K01: Insecure Workload Configurations
The security context of a workload in Kubernetes is highly configurable which can lead to serious security misconfigurations propagating across an organization’s workloads and clusters. The Kubernetes adoption, security, and market trends report 2022 from Redhat stated that nearly 53% of respondents have experienced a misconfiguration incident in their Kubernetes environments in the last 12 months.
Kubernetes manifests contain many different configurations that can affect the reliability, security, and scalability of a given workload. These configurations should be audited and remediated continuously. Some examples of high-impact manifest configurations are below:

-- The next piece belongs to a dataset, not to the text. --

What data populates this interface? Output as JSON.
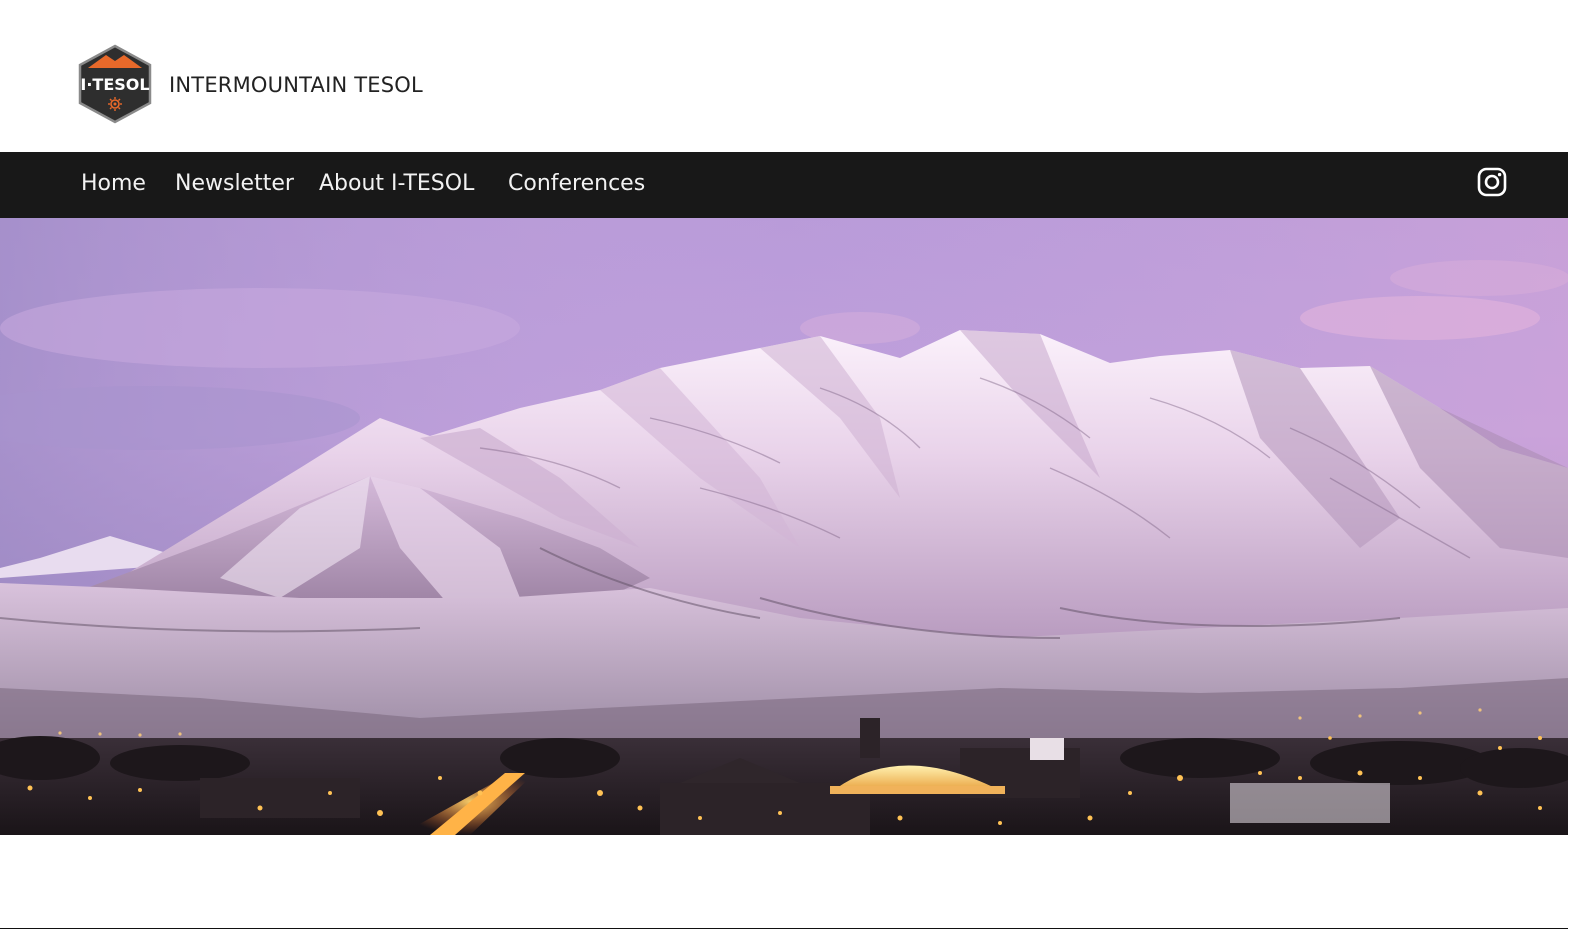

Application processes should not run as root: Running the process inside of
a container as the
root user is a common misconfiguration in many clusters.
root may be an absolute requirement for some workloads, it should be
avoided when possible. If the container were to be compromised, the attacker
would have root-level privileges that allow actions such as starting a malicious
process that otherwise wouldn’t be permitted with other users on the system.
Read-only filesystems should be used: In order to limit the impact of a compromised container on a Kubernetes node, it is recommended to utilize read-only filesystems when possible. This prevents a malicious process or application from writing back to the host system. Read-only filesystems are a key component to preventing container breakout.
#read-only fs explicitly defined
Privileged containers should be disallowed: When setting a container to
privileged within Kubernetes, the container can access additional resources
and kernel capabilities of the host. Workloads running as root combined with
privileged containers can be devastating as the user can get complete access to
the host. This is, however, limited when running as a non-root user. Privileged
containers are dangerous as they remove many of the built-in container isolation
Resource constraints should be enforced: By default, containers run with unbounded compute resources on a Kubernetes cluster. CPU requests and limits can be attributed to individual containers within a pod. If you don’t specify a CPU limit for a container, it means there’s no upper bound on the CPU resources it can consume. While this flexibility can be advantageous, it also poses a risk for potential resource abuse, such as crypto-mining, as the container could potentially utilize all available CPU resources on the hosting node.
cpu: "0.5" # 0.5 CPU cores
memory: "512Mi" # 512 Megabytes of memory
cpu: "0.2" # 0.2 CPU cores
memory: "256Mi" # 256 Megabytes of memory
How to Prevent
Maintaining secure configurations throughout a large, distributed Kubernetes
environment can be a difficult task. While many security configurations are
often set in the
securityContext of the manifest itself there are a number of
other misconfigurations that can be detected elsewhere. In order to prevent
misconfigurations, they must first be detected in both runtime and in code. We
can enforce that applications:
- Run as non-root user
- Run as non-privileged mode
- Set AllowPrivilegeEscalation: False to disallow child process from getting more privileges than its parents.
- Set a LimitRange to constrain the resource allocations for each applicable object kind in a namespace.
Tools such as Open Policy Agent can be used as a policy engine to detect these common misconfigurations. The CIS Benchmark for Kubernetes can also be used as a starting point for discovering misconfigurations.
Example Attack Scenarios
CIS Benchmarks for Kubernetes: https://www.cisecurity.org/benchmark/kubernetes
Open Policy Agent: https://github.com/open-policy-agent/opa
Pod Security Standards: https://kubernetes.io/docs/concepts/security/pod-security-standards/